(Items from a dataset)

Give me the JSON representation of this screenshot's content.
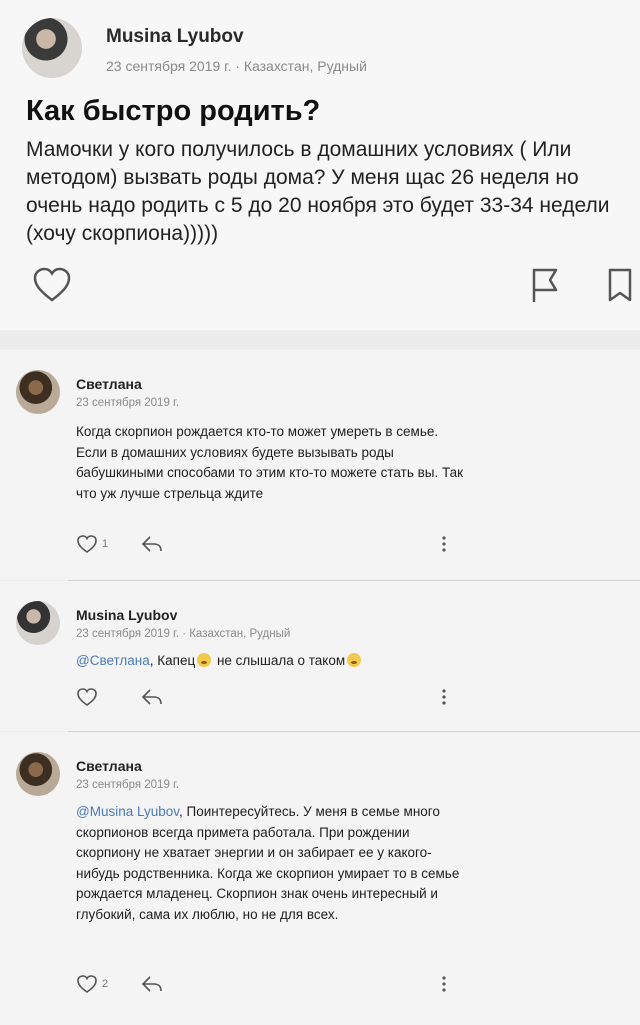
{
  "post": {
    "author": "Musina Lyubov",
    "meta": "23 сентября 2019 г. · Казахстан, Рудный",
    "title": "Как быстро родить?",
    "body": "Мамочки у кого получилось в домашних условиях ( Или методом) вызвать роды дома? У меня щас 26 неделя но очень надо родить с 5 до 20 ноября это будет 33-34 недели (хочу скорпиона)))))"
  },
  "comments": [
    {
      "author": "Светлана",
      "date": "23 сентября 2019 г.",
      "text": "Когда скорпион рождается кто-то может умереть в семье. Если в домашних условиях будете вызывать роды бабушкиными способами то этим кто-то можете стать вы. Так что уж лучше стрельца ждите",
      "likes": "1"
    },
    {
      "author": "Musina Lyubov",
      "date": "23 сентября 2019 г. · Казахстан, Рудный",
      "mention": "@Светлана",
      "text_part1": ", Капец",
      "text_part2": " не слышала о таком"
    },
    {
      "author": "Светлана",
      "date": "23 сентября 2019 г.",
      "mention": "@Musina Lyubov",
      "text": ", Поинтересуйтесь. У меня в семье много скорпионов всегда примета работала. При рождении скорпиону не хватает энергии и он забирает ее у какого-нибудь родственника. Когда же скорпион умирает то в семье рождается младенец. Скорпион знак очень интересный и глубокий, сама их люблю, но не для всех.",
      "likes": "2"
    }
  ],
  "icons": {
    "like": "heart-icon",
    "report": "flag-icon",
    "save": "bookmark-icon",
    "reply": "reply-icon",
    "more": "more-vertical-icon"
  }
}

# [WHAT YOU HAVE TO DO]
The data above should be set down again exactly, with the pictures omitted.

# [EXERCISE RESULT]
Give me the JSON representation of this screenshot's content.
{
  "post": {
    "author": "Musina Lyubov",
    "meta": "23 сентября 2019 г. · Казахстан, Рудный",
    "title": "Как быстро родить?",
    "body": "Мамочки у кого получилось в домашних условиях ( Или методом) вызвать роды дома? У меня щас 26 неделя но очень надо родить с 5 до 20 ноября это будет 33-34 недели (хочу скорпиона)))))"
  },
  "comments": [
    {
      "author": "Светлана",
      "date": "23 сентября 2019 г.",
      "text": "Когда скорпион рождается кто-то может умереть в семье. Если в домашних условиях будете вызывать роды бабушкиными способами то этим кто-то можете стать вы. Так что уж лучше стрельца ждите",
      "likes": "1"
    },
    {
      "author": "Musina Lyubov",
      "date": "23 сентября 2019 г. · Казахстан, Рудный",
      "mention": "@Светлана",
      "text_part1": ", Капец",
      "text_part2": " не слышала о таком"
    },
    {
      "author": "Светлана",
      "date": "23 сентября 2019 г.",
      "mention": "@Musina Lyubov",
      "text": ", Поинтересуйтесь. У меня в семье много скорпионов всегда примета работала. При рождении скорпиону не хватает энергии и он забирает ее у какого-нибудь родственника. Когда же скорпион умирает то в семье рождается младенец. Скорпион знак очень интересный и глубокий, сама их люблю, но не для всех.",
      "likes": "2"
    }
  ],
  "icons": {
    "like": "heart-icon",
    "report": "flag-icon",
    "save": "bookmark-icon",
    "reply": "reply-icon",
    "more": "more-vertical-icon"
  }
}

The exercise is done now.